* **Directions for this task**: Can you give all the records again without altering a single character?

* **Input material**:
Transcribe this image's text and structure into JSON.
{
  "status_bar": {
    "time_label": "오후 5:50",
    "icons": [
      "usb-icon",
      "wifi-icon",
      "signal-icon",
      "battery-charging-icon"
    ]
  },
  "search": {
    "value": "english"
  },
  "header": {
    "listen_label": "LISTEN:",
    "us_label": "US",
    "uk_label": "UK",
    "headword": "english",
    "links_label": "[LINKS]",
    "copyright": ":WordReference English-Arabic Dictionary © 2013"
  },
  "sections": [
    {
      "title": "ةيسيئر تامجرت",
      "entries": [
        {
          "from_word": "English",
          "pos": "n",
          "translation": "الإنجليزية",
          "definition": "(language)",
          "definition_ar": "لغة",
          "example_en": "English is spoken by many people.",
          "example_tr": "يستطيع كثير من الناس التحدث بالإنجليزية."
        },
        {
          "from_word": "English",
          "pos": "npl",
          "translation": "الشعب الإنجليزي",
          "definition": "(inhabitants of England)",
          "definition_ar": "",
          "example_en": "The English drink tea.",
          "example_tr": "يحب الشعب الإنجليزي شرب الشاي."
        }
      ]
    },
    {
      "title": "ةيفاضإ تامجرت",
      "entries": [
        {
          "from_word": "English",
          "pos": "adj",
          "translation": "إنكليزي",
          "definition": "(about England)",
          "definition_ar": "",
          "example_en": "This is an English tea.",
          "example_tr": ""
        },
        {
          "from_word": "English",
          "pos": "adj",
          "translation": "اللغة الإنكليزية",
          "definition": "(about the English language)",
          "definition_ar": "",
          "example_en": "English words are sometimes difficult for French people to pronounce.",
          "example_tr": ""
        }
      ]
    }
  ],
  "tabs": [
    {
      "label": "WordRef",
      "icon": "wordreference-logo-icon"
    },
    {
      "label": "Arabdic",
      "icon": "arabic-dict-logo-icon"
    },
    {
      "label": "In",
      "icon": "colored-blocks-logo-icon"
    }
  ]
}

* **Response to the exercise**:
Transcribe this image's text and structure into JSON.
{
  "status_bar": {
    "time_label": "오후 5:50",
    "icons": [
      "usb-icon",
      "wifi-icon",
      "signal-icon",
      "battery-charging-icon"
    ]
  },
  "search": {
    "value": "english"
  },
  "header": {
    "listen_label": "LISTEN:",
    "us_label": "US",
    "uk_label": "UK",
    "headword": "english",
    "links_label": "[LINKS]",
    "copyright": ":WordReference English-Arabic Dictionary © 2013"
  },
  "sections": [
    {
      "title": "ةيسيئر تامجرت",
      "entries": [
        {
          "from_word": "English",
          "pos": "n",
          "translation": "الإنجليزية",
          "definition": "(language)",
          "definition_ar": "لغة",
          "example_en": "English is spoken by many people.",
          "example_tr": "يستطيع كثير من الناس التحدث بالإنجليزية."
        },
        {
          "from_word": "English",
          "pos": "npl",
          "translation": "الشعب الإنجليزي",
          "definition": "(inhabitants of England)",
          "definition_ar": "",
          "example_en": "The English drink tea.",
          "example_tr": "يحب الشعب الإنجليزي شرب الشاي."
        }
      ]
    },
    {
      "title": "ةيفاضإ تامجرت",
      "entries": [
        {
          "from_word": "English",
          "pos": "adj",
          "translation": "إنكليزي",
          "definition": "(about England)",
          "definition_ar": "",
          "example_en": "This is an English tea.",
          "example_tr": ""
        },
        {
          "from_word": "English",
          "pos": "adj",
          "translation": "اللغة الإنكليزية",
          "definition": "(about the English language)",
          "definition_ar": "",
          "example_en": "English words are sometimes difficult for French people to pronounce.",
          "example_tr": ""
        }
      ]
    }
  ],
  "tabs": [
    {
      "label": "WordRef",
      "icon": "wordreference-logo-icon"
    },
    {
      "label": "Arabdic",
      "icon": "arabic-dict-logo-icon"
    },
    {
      "label": "In",
      "icon": "colored-blocks-logo-icon"
    }
  ]
}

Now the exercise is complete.